There are a number of activities planned for October, including the annual Central West Pride March, floral arrangement workshops, ceramics workshops, drumming workshops, photography exhibitions, Mental Health First Aid training, ‘Tackling Mental Health’ expos and mental health information stalls at community events.

Information stalls at the TAFE NSW Western Bathurst Campus on 12October, Dubbo Farmers Markets on 15October and TAFE NSW Western Orange Campus on 19October aim to raise mental health awareness, with brochures and information about mental illness and local mental health services available.

“People should take the time during October to take time out to explore local surroundings, keep physically active, aim to have more sleep and to reach out before things get tough,” Mr Crisp said.

“We hope that Mental Health Month reminds people to do things that help improve mental health, and to carry on these behaviours once the Month is over.”
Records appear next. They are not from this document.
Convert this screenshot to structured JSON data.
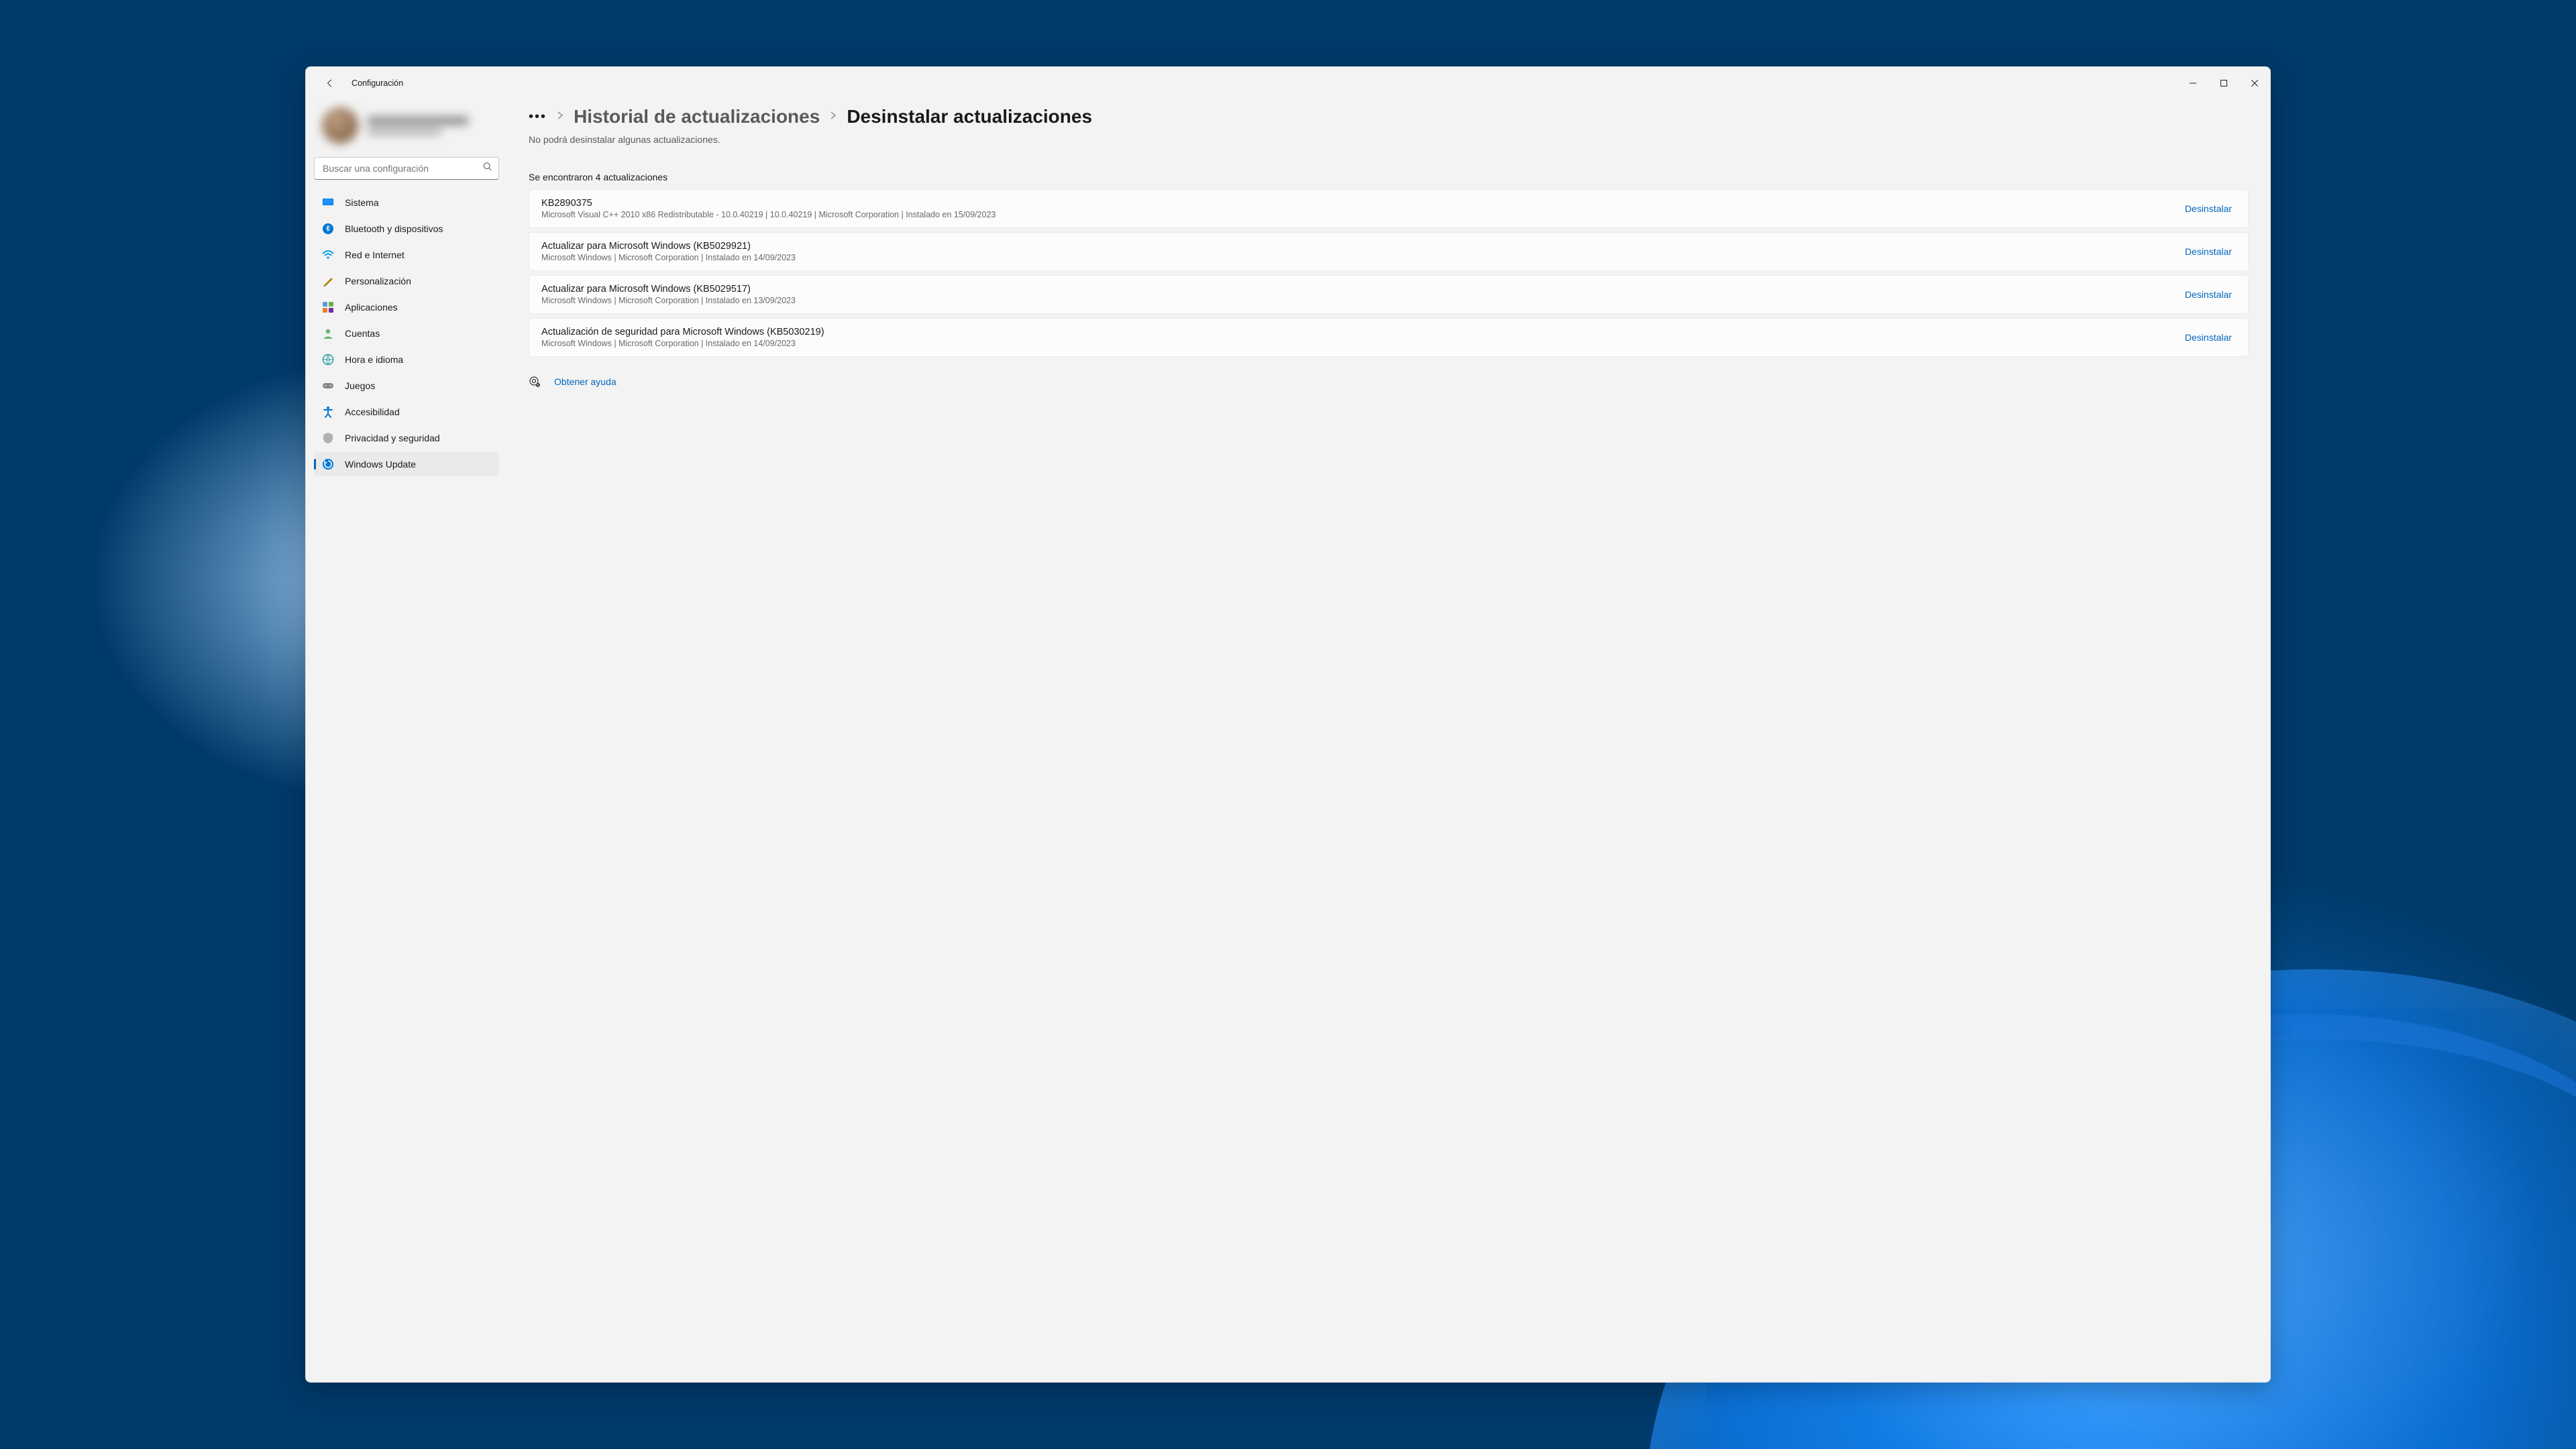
{
  "app_title": "Configuración",
  "search": {
    "placeholder": "Buscar una configuración"
  },
  "sidebar": {
    "items": [
      {
        "id": "system",
        "label": "Sistema"
      },
      {
        "id": "bluetooth",
        "label": "Bluetooth y dispositivos"
      },
      {
        "id": "network",
        "label": "Red e Internet"
      },
      {
        "id": "personalize",
        "label": "Personalización"
      },
      {
        "id": "apps",
        "label": "Aplicaciones"
      },
      {
        "id": "accounts",
        "label": "Cuentas"
      },
      {
        "id": "time",
        "label": "Hora e idioma"
      },
      {
        "id": "gaming",
        "label": "Juegos"
      },
      {
        "id": "accessibility",
        "label": "Accesibilidad"
      },
      {
        "id": "privacy",
        "label": "Privacidad y seguridad"
      },
      {
        "id": "update",
        "label": "Windows Update"
      }
    ]
  },
  "breadcrumb": {
    "prev": "Historial de actualizaciones",
    "current": "Desinstalar actualizaciones"
  },
  "subtext": "No podrá desinstalar algunas actualizaciones.",
  "count_text": "Se encontraron 4 actualizaciones",
  "uninstall_label": "Desinstalar",
  "updates": [
    {
      "title": "KB2890375",
      "meta": "Microsoft Visual C++ 2010  x86 Redistributable - 10.0.40219   |   10.0.40219   |   Microsoft Corporation   |   Instalado en 15/09/2023"
    },
    {
      "title": "Actualizar para Microsoft Windows (KB5029921)",
      "meta": "Microsoft Windows   |   Microsoft Corporation   |   Instalado en 14/09/2023"
    },
    {
      "title": "Actualizar para Microsoft Windows (KB5029517)",
      "meta": "Microsoft Windows   |   Microsoft Corporation   |   Instalado en 13/09/2023"
    },
    {
      "title": "Actualización de seguridad para Microsoft Windows (KB5030219)",
      "meta": "Microsoft Windows   |   Microsoft Corporation   |   Instalado en 14/09/2023"
    }
  ],
  "help_link": "Obtener ayuda"
}
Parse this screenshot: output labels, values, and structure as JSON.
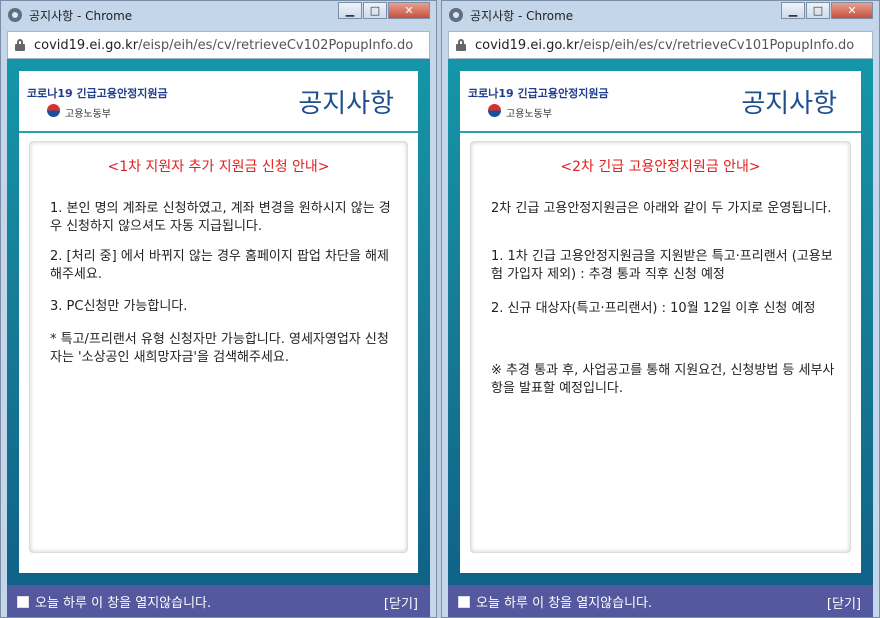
{
  "windows": [
    {
      "title": "공지사항 - Chrome",
      "url_host": "covid19.ei.go.kr",
      "url_path": "/eisp/eih/es/cv/retrieveCv102PopupInfo.do",
      "org_name": "코로나19 긴급고용안정지원금",
      "ministry": "고용노동부",
      "notice_title": "공지사항",
      "panel_title": "<1차 지원자 추가 지원금 신청 안내>",
      "paragraphs": [
        "1. 본인 명의 계좌로 신청하였고, 계좌 변경을 원하시지 않는 경우 신청하지 않으셔도 자동 지급됩니다.",
        "2. [처리 중] 에서 바뀌지 않는 경우 홈페이지 팝업 차단을 해제해주세요.",
        "3. PC신청만 가능합니다.",
        "* 특고/프리랜서 유형 신청자만 가능합니다. 영세자영업자 신청자는 '소상공인 새희망자금'을 검색해주세요."
      ],
      "footer_label": "오늘 하루 이 창을 열지않습니다.",
      "close_label": "[닫기]"
    },
    {
      "title": "공지사항 - Chrome",
      "url_host": "covid19.ei.go.kr",
      "url_path": "/eisp/eih/es/cv/retrieveCv101PopupInfo.do",
      "org_name": "코로나19 긴급고용안정지원금",
      "ministry": "고용노동부",
      "notice_title": "공지사항",
      "panel_title": "<2차 긴급 고용안정지원금 안내>",
      "paragraphs": [
        "2차 긴급 고용안정지원금은 아래와 같이 두 가지로 운영됩니다.",
        "1. 1차 긴급 고용안정지원금을 지원받은 특고·프리랜서 (고용보험 가입자 제외) : 추경 통과 직후 신청 예정",
        "2. 신규 대상자(특고·프리랜서) : 10월 12일 이후 신청 예정",
        "※ 추경 통과 후, 사업공고를 통해 지원요건, 신청방법 등 세부사항을 발표할 예정입니다."
      ],
      "footer_label": "오늘 하루 이 창을 열지않습니다.",
      "close_label": "[닫기]"
    }
  ],
  "window_buttons": {
    "minimize": "▁",
    "maximize": "□",
    "close": "✕"
  },
  "icons": {
    "browser": "chrome-icon",
    "secure": "lock-icon",
    "logo": "taeguk-icon",
    "checkbox": "checkbox"
  },
  "colors": {
    "background_teal": "#1496a8",
    "footer": "#53589f",
    "panel_title": "#e0201d",
    "notice_title": "#1d4f8f",
    "org_name": "#1f3d8a"
  }
}
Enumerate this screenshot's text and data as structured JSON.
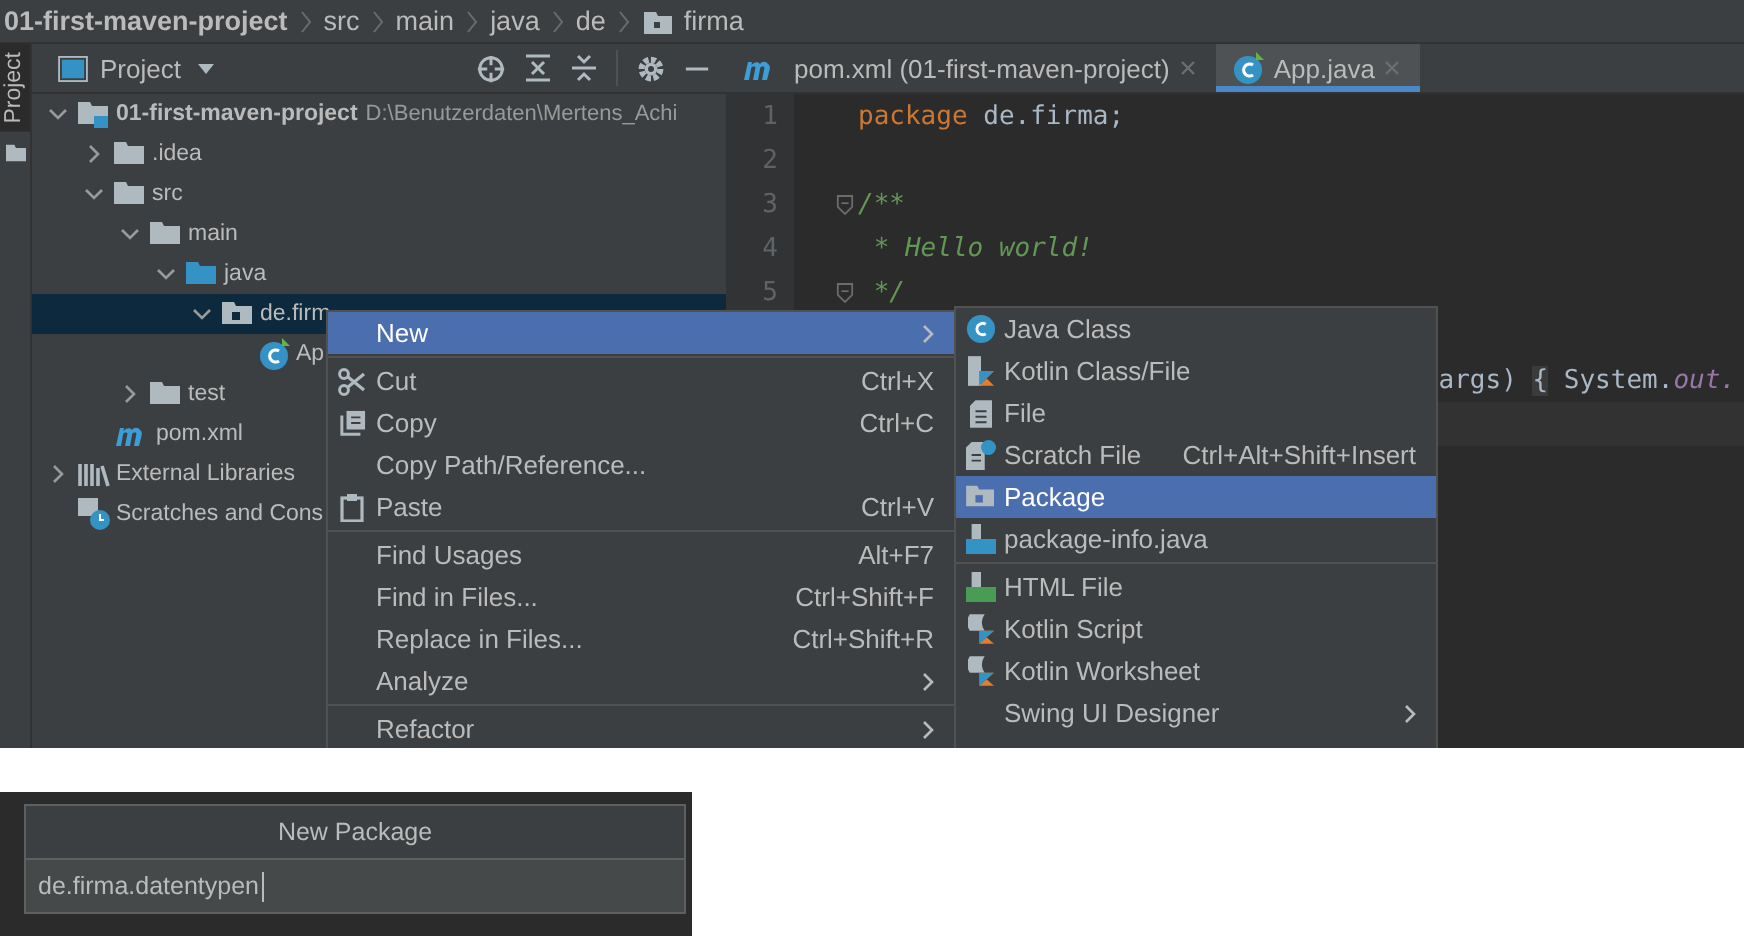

“Mental Health Month creates an opportunity for people to look at how they are feeling and focus on ways to enhance their social and emotional wellbeing, thereby building their personal resilience and support networks,” he said.

For more information about local activities and events during Mental Health Month, please click on the calendar and event flyer links below, or the Way Ahead website wayahead.org.au.

Anyone with concerns about their mental health or the mental health of a family member or loved one should call the Mental Health Line on free call 1800 011 511 or contact their General Practitioner (GP).

Mental Health Month Calendars:

Event Flyers: